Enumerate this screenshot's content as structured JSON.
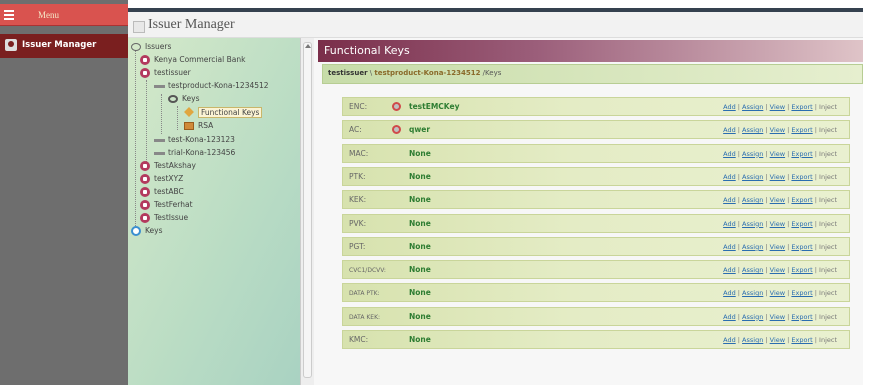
{
  "sidebar": {
    "menu_label": "Menu",
    "item_label": "Issuer Manager"
  },
  "header": {
    "title": "Issuer Manager"
  },
  "tree": {
    "root": "Issuers",
    "nodes": [
      "Kenya Commercial Bank",
      "testissuer",
      "testproduct-Kona-1234512",
      "Keys",
      "Functional Keys",
      "RSA",
      "test-Kona-123123",
      "trial-Kona-123456",
      "TestAkshay",
      "testXYZ",
      "testABC",
      "TestFerhat",
      "TestIssue",
      "Keys"
    ]
  },
  "panel": {
    "title": "Functional Keys",
    "breadcrumb": {
      "issuer": "testissuer",
      "sep": " \\ ",
      "product": "testproduct-Kona-1234512",
      "tail": " /Keys"
    }
  },
  "actions": {
    "add": "Add",
    "assign": "Assign",
    "view": "View",
    "export": "Export",
    "inject": "Inject",
    "sep": " | "
  },
  "keys": [
    {
      "name": "ENC:",
      "value": "testEMCKey"
    },
    {
      "name": "AC:",
      "value": "qwer"
    },
    {
      "name": "MAC:",
      "value": "None"
    },
    {
      "name": "PTK:",
      "value": "None"
    },
    {
      "name": "KEK:",
      "value": "None"
    },
    {
      "name": "PVK:",
      "value": "None"
    },
    {
      "name": "PGT:",
      "value": "None"
    },
    {
      "name": "CVC1/DCVV:",
      "value": "None"
    },
    {
      "name": "DATA PTK:",
      "value": "None"
    },
    {
      "name": "DATA KEK:",
      "value": "None"
    },
    {
      "name": "KMC:",
      "value": "None"
    }
  ]
}
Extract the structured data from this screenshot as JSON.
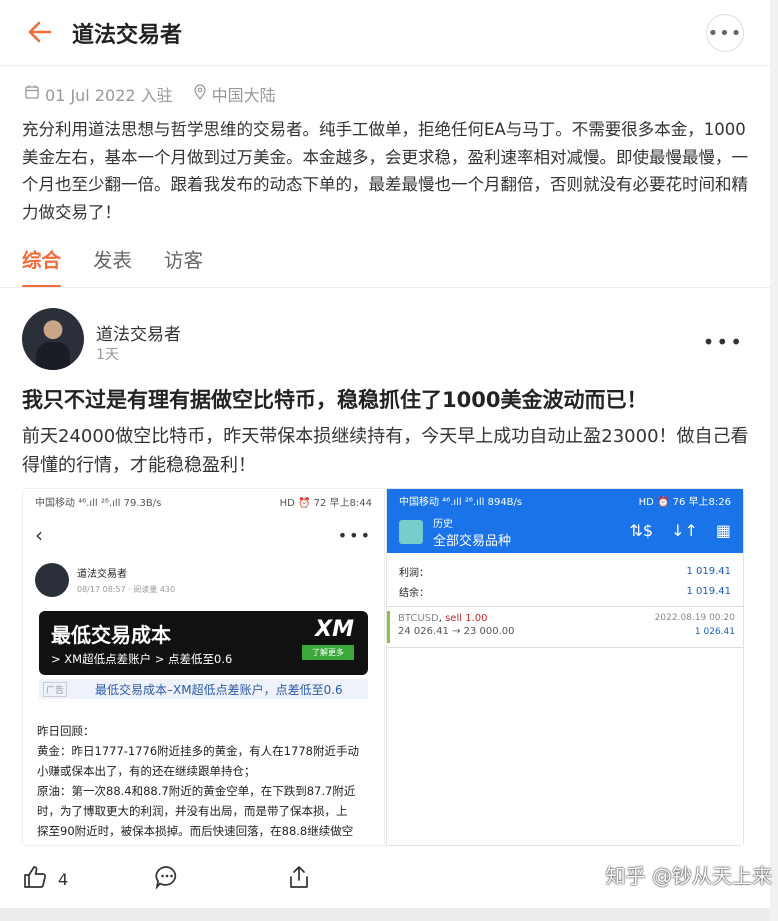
{
  "header": {
    "title": "道法交易者"
  },
  "meta": {
    "join_date": "01 Jul 2022 入驻",
    "location": "中国大陆"
  },
  "bio": "充分利用道法思想与哲学思维的交易者。纯手工做单，拒绝任何EA与马丁。不需要很多本金，1000美金左右，基本一个月做到过万美金。本金越多，会更求稳，盈利速率相对减慢。即使最慢最慢，一个月也至少翻一倍。跟着我发布的动态下单的，最差最慢也一个月翻倍，否则就没有必要花时间和精力做交易了！",
  "tabs": [
    {
      "label": "综合"
    },
    {
      "label": "发表"
    },
    {
      "label": "访客"
    }
  ],
  "post": {
    "author": "道法交易者",
    "time": "1天",
    "title": "我只不过是有理有据做空比特币，稳稳抓住了1000美金波动而已！",
    "body": "前天24000做空比特币，昨天带保本损继续持有，今天早上成功自动止盈23000！做自己看得懂的行情，才能稳稳盈利！",
    "likes": "4"
  },
  "left_image": {
    "status_left": "中国移动 ⁴⁶.ıll ²⁶.ıll 79.3B/s",
    "status_right": "HD ⏰ 72 早上8:44",
    "author": "道法交易者",
    "sub": "08/17 08:57 · 阅读量 430",
    "ad_title": "最低交易成本",
    "ad_sub": "> XM超低点差账户  > 点差低至0.6",
    "ad_brand": "XM",
    "ad_btn": "了解更多",
    "ad_tag": "广告",
    "ad_caption": "最低交易成本–XM超低点差账户，点差低至0.6",
    "recap": [
      "昨日回顾：",
      "黄金：昨日1777-1776附近挂多的黄金，有人在1778附近手动",
      "小赚或保本出了，有的还在继续跟单持仓；",
      "原油：第一次88.4和88.7附近的黄金空单，在下跌到87.7附近",
      "时，为了博取更大的利润，并没有出局，而是带了保本损，上",
      "探至90附近时，被保本损掉。而后快速回落，在88.8继续做空"
    ]
  },
  "right_image": {
    "status_left": "中国移动 ⁴⁶.ıll ²⁶.ıll 894B/s",
    "status_right": "HD ⏰ 76 早上8:26",
    "title1": "历史",
    "title2": "全部交易品种",
    "profit_label": "利润：",
    "profit_value": "1 019.41",
    "balance_label": "结余：",
    "balance_value": "1 019.41",
    "trade_symbol": "BTCUSD",
    "trade_side": "sell 1.00",
    "trade_prices": "24 026.41 → 23 000.00",
    "trade_date": "2022.08.19 00:20",
    "trade_pl": "1 026.41"
  },
  "watermark": "知乎 @钞从天上来"
}
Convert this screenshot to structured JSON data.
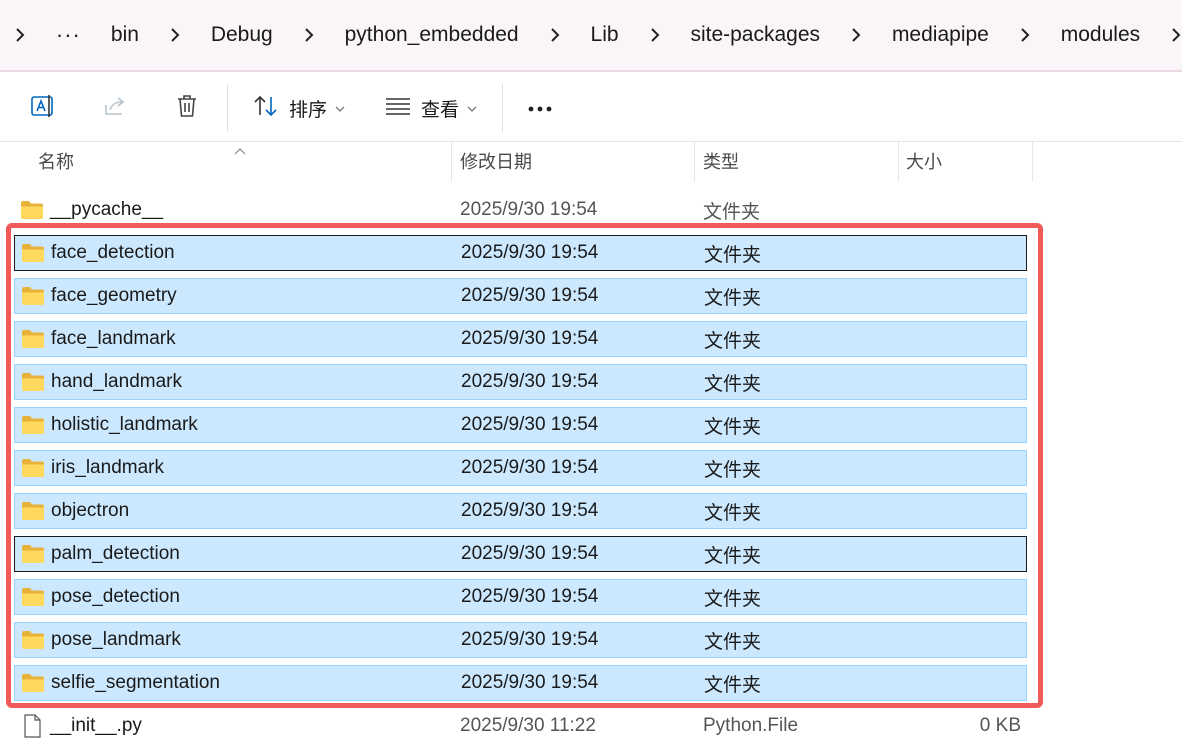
{
  "breadcrumb": {
    "ellipsis": "···",
    "items": [
      "bin",
      "Debug",
      "python_embedded",
      "Lib",
      "site-packages",
      "mediapipe",
      "modules"
    ]
  },
  "toolbar": {
    "rename_icon": "rename-icon",
    "share_icon": "share-icon",
    "delete_icon": "trash-icon",
    "sort_label": "排序",
    "view_label": "查看",
    "more_label": "···"
  },
  "columns": {
    "name": "名称",
    "date": "修改日期",
    "type": "类型",
    "size": "大小"
  },
  "files": [
    {
      "name": "__pycache__",
      "date": "2025/9/30 19:54",
      "type": "文件夹",
      "size": "",
      "icon": "folder-icon",
      "selected": false
    },
    {
      "name": "face_detection",
      "date": "2025/9/30 19:54",
      "type": "文件夹",
      "size": "",
      "icon": "folder-icon",
      "selected": true
    },
    {
      "name": "face_geometry",
      "date": "2025/9/30 19:54",
      "type": "文件夹",
      "size": "",
      "icon": "folder-icon",
      "selected": true
    },
    {
      "name": "face_landmark",
      "date": "2025/9/30 19:54",
      "type": "文件夹",
      "size": "",
      "icon": "folder-icon",
      "selected": true
    },
    {
      "name": "hand_landmark",
      "date": "2025/9/30 19:54",
      "type": "文件夹",
      "size": "",
      "icon": "folder-icon",
      "selected": true
    },
    {
      "name": "holistic_landmark",
      "date": "2025/9/30 19:54",
      "type": "文件夹",
      "size": "",
      "icon": "folder-icon",
      "selected": true
    },
    {
      "name": "iris_landmark",
      "date": "2025/9/30 19:54",
      "type": "文件夹",
      "size": "",
      "icon": "folder-icon",
      "selected": true
    },
    {
      "name": "objectron",
      "date": "2025/9/30 19:54",
      "type": "文件夹",
      "size": "",
      "icon": "folder-icon",
      "selected": true
    },
    {
      "name": "palm_detection",
      "date": "2025/9/30 19:54",
      "type": "文件夹",
      "size": "",
      "icon": "folder-icon",
      "selected": true
    },
    {
      "name": "pose_detection",
      "date": "2025/9/30 19:54",
      "type": "文件夹",
      "size": "",
      "icon": "folder-icon",
      "selected": true
    },
    {
      "name": "pose_landmark",
      "date": "2025/9/30 19:54",
      "type": "文件夹",
      "size": "",
      "icon": "folder-icon",
      "selected": true
    },
    {
      "name": "selfie_segmentation",
      "date": "2025/9/30 19:54",
      "type": "文件夹",
      "size": "",
      "icon": "folder-icon",
      "selected": true
    },
    {
      "name": "__init__.py",
      "date": "2025/9/30 11:22",
      "type": "Python.File",
      "size": "0 KB",
      "icon": "python-file-icon",
      "selected": false
    }
  ],
  "colors": {
    "selection_bg": "#cce8ff",
    "selection_border": "#99d1ff",
    "highlight_border": "#f25a5a",
    "folder_yellow": "#f8d775"
  }
}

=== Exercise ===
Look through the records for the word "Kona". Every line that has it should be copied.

=== Problem solution ===
      "testproduct-Kona-1234512",
      "test-Kona-123123",
      "trial-Kona-123456",
      "product": "testproduct-Kona-1234512",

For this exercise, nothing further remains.